Then, in the Brand X decision, they ruled that Cable would not be required to allow competitors to lease their lines either. The FCC did this by reclassifying broadband Internet access as an “information service”, rather than a “telecommunications service”. As a result, common carriage rules could be set aside, allowing for an incumbent Cable monopoly. This decision was challenged all the way to the supreme court, who ruled in 2005 that the FCC had the jurisdiction to make this decision. To close out Powell’s near-complete dismantling of competitive services in the U.S., the FCC took up the issue of ISPs resale of DSL using the incumbent’s equipment, also known as wholesale “bitstream” access. If Cable is an information service under Brand X, why shouldn’t Telco have the same “regulatory relief”? The result: the FCC granted forbearance (in other words, declined to enforce its rules) from the common carriage requirements for telco DSL services.For those who are thinking that wireless is finally competitive with cable and DSL, don't forget that while 4G appears much faster (because so few people are using it presently), it still comes with a 2GB monthly cap. So if you want to do something with your connection aside from watching one movie a month, 4G is not competitive with a landline connection.
Senate to Vote on Giving Internet Governance to Comcast, AT&T
The truth is that if we want to make sure small businesses can grow with the assistance of broadband, the Internet must remain open.
Visiting Elected Officials Makes a Difference
Chattanooga Pairs Wireless with Wired
For now, city government plans to retain exclusive use of the network for municipal agencies as it tests it with applications including Navy SEAL-esque head-mounted cameras that feed live video to police headquarters, traffic lights that can be automatically adjusted at rush hour, and even water contamination sensors that call home if there’s a problem beneath the surface of the Tennessee River.Much of the wireless network is being funded by state and federal grants -- Chattanooga is turning itself into a test bed for the future city, at least for communities that recognize the benefits of owning their own infrastructure. Chattanooga can do what it wants to, it does not have to ask permission from Comcast or AT&T.
The goal for the city’s wireless network is to make the entire city more efficient and sustainable, said David Crockett, director of Chattanooga’s Office of Sustainability.As Bernie Arnason notes at Telecompetitor, Wi-Fi is increasingly needed by smartphones because the big cellular networks cannot handle the load. The future has wireless components, but without Wi-Fi backhauled by fiber-optics, the future will be extremely slow and unreliable -- traffic jams for smartphones. A more recent story from the Times Free Press notes that Chattanooga is wrestling with how to handle opening the network to residential and business use.
“I want to be innovative,” he said.

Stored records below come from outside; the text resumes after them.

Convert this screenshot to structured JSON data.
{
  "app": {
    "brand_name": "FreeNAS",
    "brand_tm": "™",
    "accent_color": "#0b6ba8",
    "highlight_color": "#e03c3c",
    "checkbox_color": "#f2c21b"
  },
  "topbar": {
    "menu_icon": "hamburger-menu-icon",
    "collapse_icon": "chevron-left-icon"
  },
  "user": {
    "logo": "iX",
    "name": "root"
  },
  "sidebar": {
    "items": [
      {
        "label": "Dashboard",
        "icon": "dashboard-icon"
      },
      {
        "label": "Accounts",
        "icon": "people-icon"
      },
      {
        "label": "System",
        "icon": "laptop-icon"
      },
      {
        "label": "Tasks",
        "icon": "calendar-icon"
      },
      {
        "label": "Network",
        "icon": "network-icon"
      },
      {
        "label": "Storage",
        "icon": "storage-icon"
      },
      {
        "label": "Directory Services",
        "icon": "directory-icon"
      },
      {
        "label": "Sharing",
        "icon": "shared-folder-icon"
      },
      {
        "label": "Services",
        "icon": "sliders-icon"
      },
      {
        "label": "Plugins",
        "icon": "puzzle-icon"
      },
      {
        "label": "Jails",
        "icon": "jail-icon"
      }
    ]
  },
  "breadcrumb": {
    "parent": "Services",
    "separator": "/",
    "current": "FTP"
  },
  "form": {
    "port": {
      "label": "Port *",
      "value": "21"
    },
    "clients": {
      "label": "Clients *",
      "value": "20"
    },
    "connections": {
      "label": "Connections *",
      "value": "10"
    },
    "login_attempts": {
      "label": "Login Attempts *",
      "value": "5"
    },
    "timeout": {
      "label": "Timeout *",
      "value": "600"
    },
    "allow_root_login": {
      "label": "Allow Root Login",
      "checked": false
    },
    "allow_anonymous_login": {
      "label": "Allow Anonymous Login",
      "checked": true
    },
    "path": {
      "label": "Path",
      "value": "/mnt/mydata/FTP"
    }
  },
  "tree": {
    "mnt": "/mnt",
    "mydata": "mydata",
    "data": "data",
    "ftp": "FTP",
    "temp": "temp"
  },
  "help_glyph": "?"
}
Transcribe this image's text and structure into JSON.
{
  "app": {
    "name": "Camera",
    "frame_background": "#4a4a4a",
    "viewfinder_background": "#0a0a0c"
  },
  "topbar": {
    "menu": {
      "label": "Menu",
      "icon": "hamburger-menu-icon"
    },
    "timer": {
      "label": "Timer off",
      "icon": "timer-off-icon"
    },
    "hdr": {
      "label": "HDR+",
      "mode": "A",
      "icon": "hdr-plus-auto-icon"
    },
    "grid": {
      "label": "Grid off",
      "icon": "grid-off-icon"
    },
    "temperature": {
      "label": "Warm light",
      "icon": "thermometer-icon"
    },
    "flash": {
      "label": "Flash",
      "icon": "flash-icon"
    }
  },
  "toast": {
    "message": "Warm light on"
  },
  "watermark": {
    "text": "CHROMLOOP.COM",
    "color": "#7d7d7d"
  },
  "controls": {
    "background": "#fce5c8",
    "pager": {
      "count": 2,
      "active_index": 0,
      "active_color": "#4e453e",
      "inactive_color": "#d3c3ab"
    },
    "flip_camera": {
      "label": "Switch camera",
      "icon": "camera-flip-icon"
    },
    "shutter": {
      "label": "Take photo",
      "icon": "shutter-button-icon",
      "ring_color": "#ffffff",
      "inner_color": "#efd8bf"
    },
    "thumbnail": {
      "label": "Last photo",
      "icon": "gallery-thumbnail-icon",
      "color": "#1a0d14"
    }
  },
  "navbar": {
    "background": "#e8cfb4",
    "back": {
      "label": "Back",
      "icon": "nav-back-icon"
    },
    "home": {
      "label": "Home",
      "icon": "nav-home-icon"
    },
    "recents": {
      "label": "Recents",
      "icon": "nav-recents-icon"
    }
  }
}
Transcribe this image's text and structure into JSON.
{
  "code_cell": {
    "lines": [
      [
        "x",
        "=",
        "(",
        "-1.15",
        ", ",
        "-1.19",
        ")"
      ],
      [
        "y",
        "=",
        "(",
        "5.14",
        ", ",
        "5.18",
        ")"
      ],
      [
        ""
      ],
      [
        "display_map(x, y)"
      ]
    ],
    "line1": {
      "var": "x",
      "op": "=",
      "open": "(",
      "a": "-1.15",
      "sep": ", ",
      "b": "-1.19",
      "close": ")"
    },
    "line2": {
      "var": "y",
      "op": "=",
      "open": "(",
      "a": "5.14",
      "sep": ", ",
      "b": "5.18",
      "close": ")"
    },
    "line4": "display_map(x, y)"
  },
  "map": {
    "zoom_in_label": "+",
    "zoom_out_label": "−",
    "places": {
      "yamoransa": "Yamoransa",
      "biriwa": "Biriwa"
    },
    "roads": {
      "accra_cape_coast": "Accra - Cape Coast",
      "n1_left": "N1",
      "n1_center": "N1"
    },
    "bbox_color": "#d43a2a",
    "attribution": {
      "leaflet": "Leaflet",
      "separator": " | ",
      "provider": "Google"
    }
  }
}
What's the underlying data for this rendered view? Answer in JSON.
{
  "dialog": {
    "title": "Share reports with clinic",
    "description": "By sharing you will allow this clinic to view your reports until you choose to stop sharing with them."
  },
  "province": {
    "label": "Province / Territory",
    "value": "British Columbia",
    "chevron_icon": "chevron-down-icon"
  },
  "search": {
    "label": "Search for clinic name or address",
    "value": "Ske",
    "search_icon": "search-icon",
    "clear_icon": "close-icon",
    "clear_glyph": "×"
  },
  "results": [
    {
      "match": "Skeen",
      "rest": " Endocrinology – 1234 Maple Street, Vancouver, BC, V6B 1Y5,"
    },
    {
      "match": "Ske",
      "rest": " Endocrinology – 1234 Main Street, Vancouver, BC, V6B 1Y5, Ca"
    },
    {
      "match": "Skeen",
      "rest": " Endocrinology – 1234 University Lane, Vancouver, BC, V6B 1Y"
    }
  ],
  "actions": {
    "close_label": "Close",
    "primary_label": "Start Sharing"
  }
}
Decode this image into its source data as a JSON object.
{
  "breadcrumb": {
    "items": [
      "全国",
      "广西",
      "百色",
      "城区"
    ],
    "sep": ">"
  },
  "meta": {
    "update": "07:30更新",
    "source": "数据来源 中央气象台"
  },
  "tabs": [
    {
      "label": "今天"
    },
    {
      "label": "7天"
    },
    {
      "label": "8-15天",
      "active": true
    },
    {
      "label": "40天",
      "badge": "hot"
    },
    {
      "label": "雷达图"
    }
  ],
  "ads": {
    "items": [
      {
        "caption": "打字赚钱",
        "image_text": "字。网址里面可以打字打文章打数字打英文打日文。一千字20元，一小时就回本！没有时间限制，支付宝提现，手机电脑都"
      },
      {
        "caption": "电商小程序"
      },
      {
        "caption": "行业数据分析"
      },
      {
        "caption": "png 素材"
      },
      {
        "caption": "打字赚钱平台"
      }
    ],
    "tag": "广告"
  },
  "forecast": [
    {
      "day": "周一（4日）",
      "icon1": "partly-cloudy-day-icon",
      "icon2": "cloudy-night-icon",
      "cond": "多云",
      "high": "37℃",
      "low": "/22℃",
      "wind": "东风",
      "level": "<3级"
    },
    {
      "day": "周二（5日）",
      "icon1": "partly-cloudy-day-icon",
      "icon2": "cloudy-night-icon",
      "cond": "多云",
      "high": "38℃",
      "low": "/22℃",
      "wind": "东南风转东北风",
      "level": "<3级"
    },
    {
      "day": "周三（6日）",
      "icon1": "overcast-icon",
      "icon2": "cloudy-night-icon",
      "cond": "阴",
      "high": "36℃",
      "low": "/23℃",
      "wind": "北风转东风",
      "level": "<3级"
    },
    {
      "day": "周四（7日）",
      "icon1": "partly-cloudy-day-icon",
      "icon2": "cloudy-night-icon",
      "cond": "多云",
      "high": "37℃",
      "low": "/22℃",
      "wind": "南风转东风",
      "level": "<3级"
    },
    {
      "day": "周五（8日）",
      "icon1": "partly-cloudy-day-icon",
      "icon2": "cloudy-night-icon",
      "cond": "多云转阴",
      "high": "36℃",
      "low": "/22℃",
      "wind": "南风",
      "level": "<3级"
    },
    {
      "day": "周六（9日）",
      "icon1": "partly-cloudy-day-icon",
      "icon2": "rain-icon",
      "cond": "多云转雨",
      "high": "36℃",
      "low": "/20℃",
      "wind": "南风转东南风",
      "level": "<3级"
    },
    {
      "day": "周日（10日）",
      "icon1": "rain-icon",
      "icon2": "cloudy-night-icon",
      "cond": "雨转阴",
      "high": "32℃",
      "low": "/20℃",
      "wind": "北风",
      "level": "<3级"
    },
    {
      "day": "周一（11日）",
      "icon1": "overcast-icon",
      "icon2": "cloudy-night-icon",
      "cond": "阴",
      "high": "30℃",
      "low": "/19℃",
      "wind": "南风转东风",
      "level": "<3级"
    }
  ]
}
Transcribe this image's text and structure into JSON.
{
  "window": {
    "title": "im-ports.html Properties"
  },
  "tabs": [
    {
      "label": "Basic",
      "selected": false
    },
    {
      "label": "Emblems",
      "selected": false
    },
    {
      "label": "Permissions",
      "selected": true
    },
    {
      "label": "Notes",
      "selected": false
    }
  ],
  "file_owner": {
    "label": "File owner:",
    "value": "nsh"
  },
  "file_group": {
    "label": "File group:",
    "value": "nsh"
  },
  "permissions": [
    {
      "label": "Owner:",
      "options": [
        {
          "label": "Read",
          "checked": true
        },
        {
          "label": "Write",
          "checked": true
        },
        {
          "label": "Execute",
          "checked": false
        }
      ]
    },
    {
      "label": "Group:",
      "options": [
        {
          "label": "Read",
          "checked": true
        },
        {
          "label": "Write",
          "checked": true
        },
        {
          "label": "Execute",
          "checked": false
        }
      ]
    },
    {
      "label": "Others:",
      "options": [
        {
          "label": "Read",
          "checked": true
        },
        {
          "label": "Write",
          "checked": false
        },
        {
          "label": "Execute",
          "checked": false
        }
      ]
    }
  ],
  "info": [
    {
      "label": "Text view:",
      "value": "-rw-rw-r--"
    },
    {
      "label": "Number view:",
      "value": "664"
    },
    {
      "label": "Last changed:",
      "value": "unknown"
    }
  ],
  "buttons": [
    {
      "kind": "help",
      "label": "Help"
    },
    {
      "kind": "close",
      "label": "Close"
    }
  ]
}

Christopher Mitchell on PK's In the Know Podcast
Longmont Considers Second Vote on Community Fiber Network
The first attempt at getting that approval didn't go so well in 2009. According to city records, opponents -- including the Colorado Cable Telecommunications Association -- spent $245,513 to defeat that ballot measure, the largest amount ever spent on a Longmont city election. By contrast, the city legally couldn't campaign on its own behalf, and the explanations that were out there didn't explain well, according to Longmont Power & Communications director Tom Roiniotis.The cable and phone companies created an astroturf group called "No Blank Check" that then used standard fear, uncertainty, and doubt tactics to spread misinformation around the community.